4 Responses »

  1. Simple but very good advise Ty. I have been doing a simular thing for some time. What I do is come to the first read through of the show I’m in and record the entire show. I then will edit out the lines I spoke and record everything on a CD. I can play this back while driving to and from work or at any time. Since it was a read through most lines are spoken slowly and out of character. I found that in this way I can be off book very rapidly. In rehearsals I start to apply character along with the other actors. I know my lines, don’t need to rely on that dreaded book carry and can add movement and all the other ellements. Of course i also spend time away from rehearsals listening and studying with the script in hand. That i think is most important and valuable, using time away from rehearsals and not just learning at rehearsals. Sometimes I suprise myself. I get a role that has many lines and I think “no way am I going to memorize all of this” but the simple suggestions you make really work. I find I’m off book quickly and have my character down long before that first cutain opening.

  2. I couldn’t agree more with this approach. I find I memorize everyone else’s lines too. I once memorized an hour-long monologue this way. I was surprised at how easily the lines were absorbed. I listen to them in the car, at work on my computer, doing dishes… even when I’m not consciously trying to memorize them, and it amounts to just “background noise” as I’m doing other more important things, the lines seep into my subconscious, much like the lyrics of a song that you can recall even though you never consciously tried to memorize them.

    The only downside to this approach is that if you record something wrong, a missing word, or a mis-read sentence, for instance… well, you get the idea… In my current show, I have a line describing a woman coming at me in a crowded bar: “She was up in my face.” But I had memorized it incorrectly as: “She was in my face.” When I realized my error, after being prompted by the stage manager, I was shocked.
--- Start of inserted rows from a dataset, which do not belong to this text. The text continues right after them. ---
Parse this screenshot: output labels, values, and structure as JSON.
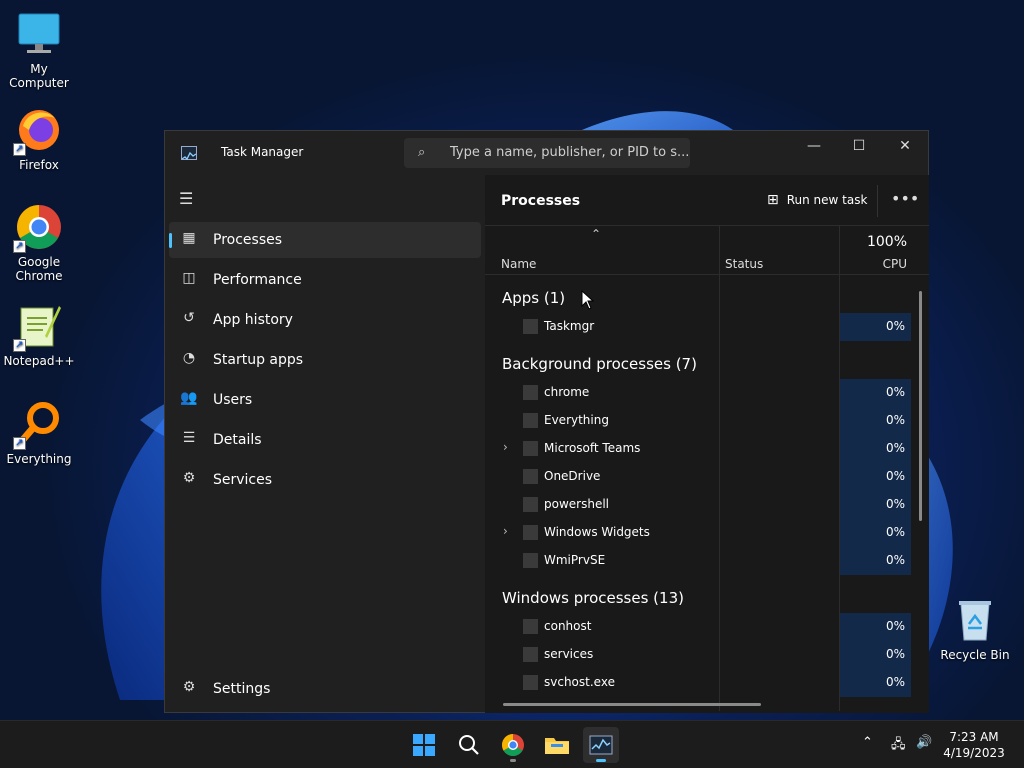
{
  "desktop": {
    "icons": [
      {
        "label": "My Computer",
        "icon": "monitor-icon"
      },
      {
        "label": "Firefox",
        "icon": "firefox-icon"
      },
      {
        "label": "Google Chrome",
        "icon": "chrome-icon"
      },
      {
        "label": "Notepad++",
        "icon": "notepad-icon"
      },
      {
        "label": "Everything",
        "icon": "magnifier-icon"
      },
      {
        "label": "Recycle Bin",
        "icon": "recycle-bin-icon"
      }
    ]
  },
  "window": {
    "title": "Task Manager",
    "search_placeholder": "Type a name, publisher, or PID to s...",
    "controls": {
      "minimize": "—",
      "maximize": "☐",
      "close": "✕"
    }
  },
  "sidebar": {
    "items": [
      {
        "label": "Processes",
        "icon": "processes-icon",
        "active": true
      },
      {
        "label": "Performance",
        "icon": "performance-icon"
      },
      {
        "label": "App history",
        "icon": "history-icon"
      },
      {
        "label": "Startup apps",
        "icon": "startup-icon"
      },
      {
        "label": "Users",
        "icon": "users-icon"
      },
      {
        "label": "Details",
        "icon": "details-icon"
      },
      {
        "label": "Services",
        "icon": "services-icon"
      }
    ],
    "settings_label": "Settings"
  },
  "content": {
    "title": "Processes",
    "run_new_task": "Run new task",
    "columns": {
      "name": "Name",
      "status": "Status",
      "cpu": "CPU",
      "cpu_total": "100%"
    },
    "groups": [
      {
        "label": "Apps (1)",
        "processes": [
          {
            "name": "Taskmgr",
            "cpu": "0%"
          }
        ]
      },
      {
        "label": "Background processes (7)",
        "processes": [
          {
            "name": "chrome",
            "cpu": "0%"
          },
          {
            "name": "Everything",
            "cpu": "0%"
          },
          {
            "name": "Microsoft Teams",
            "cpu": "0%",
            "expandable": true
          },
          {
            "name": "OneDrive",
            "cpu": "0%"
          },
          {
            "name": "powershell",
            "cpu": "0%"
          },
          {
            "name": "Windows Widgets",
            "cpu": "0%",
            "expandable": true
          },
          {
            "name": "WmiPrvSE",
            "cpu": "0%"
          }
        ]
      },
      {
        "label": "Windows processes (13)",
        "processes": [
          {
            "name": "conhost",
            "cpu": "0%"
          },
          {
            "name": "services",
            "cpu": "0%"
          },
          {
            "name": "svchost.exe",
            "cpu": "0%"
          }
        ]
      }
    ]
  },
  "taskbar": {
    "time": "7:23 AM",
    "date": "4/19/2023"
  }
}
The entire sentence has a whole new meaning with that one word (“up”) added in.

    Great advice!

  3. yup, been doing the same thing for a few years now. i’ve worn out 2 mini-cassette players by doing this. now, i have an ipod & a microphone attachment. bring it to the read-thru & record the whole thing. i can then burn to cd, or to my dektop at work. coolest device ever! as i struggle with a.d.d. & meorizing lines (don’t get me started!)that type of ‘background’ noise/listening to my lines is UNBELIEVABLY helpful. having it in a digital format is easier to skip through scenes, rough spots, etc….

  4. I am glad to see that many other make use of this simple technique. Simple really is best. Thanks for reading!